[Exercise] Please copy each line of the data that includes the string "Solana".
========
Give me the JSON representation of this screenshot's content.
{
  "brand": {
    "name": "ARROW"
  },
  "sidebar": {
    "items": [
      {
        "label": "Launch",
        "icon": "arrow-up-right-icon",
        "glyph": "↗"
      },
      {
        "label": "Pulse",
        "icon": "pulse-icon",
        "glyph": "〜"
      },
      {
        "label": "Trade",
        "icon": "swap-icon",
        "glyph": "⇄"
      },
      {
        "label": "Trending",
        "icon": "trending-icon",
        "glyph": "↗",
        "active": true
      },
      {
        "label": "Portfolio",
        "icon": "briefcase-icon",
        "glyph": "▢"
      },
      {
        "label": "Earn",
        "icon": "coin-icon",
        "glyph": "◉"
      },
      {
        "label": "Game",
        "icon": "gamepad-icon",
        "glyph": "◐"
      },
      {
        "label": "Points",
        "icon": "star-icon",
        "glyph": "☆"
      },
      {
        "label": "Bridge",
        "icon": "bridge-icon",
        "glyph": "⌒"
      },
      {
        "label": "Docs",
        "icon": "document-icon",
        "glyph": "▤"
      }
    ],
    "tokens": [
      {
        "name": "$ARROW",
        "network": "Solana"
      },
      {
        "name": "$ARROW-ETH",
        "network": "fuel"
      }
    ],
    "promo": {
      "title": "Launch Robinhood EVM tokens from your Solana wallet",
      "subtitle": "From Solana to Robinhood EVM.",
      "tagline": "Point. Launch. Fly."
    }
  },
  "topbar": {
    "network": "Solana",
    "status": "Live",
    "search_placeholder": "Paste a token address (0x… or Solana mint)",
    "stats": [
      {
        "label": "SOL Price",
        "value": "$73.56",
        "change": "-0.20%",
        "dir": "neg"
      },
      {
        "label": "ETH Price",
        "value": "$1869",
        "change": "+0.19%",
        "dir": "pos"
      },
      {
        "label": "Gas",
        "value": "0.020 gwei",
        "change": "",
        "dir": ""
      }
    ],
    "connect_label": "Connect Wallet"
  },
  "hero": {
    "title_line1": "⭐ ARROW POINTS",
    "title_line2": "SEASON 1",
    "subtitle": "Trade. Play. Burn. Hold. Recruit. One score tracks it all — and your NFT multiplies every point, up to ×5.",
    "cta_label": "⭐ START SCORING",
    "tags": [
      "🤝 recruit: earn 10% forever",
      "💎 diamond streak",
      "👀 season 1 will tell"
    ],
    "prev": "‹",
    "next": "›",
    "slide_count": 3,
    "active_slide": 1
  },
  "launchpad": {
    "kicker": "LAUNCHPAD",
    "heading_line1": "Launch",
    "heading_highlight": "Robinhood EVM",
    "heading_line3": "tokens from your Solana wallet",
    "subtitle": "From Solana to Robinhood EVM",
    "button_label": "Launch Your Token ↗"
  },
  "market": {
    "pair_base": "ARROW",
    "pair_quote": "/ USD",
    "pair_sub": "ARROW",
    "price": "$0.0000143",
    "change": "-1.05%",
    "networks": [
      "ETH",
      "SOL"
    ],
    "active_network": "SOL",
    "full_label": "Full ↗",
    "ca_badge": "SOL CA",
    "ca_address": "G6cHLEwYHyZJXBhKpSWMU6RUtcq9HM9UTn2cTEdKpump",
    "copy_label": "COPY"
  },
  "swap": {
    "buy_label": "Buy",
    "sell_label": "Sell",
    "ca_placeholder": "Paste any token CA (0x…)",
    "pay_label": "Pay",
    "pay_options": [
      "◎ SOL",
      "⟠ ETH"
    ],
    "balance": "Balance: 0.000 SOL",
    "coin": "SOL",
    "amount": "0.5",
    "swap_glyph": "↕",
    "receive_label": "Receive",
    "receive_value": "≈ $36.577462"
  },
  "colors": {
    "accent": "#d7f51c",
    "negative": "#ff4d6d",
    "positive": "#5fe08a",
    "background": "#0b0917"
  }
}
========
[Task result]
        "network": "Solana"
      "title": "Launch Robinhood EVM tokens from your Solana wallet",
      "subtitle": "From Solana to Robinhood EVM.",
    "network": "Solana",
    "search_placeholder": "Paste a token address (0x… or Solana mint)",
    "heading_line3": "tokens from your Solana wallet",
    "subtitle": "From Solana to Robinhood EVM",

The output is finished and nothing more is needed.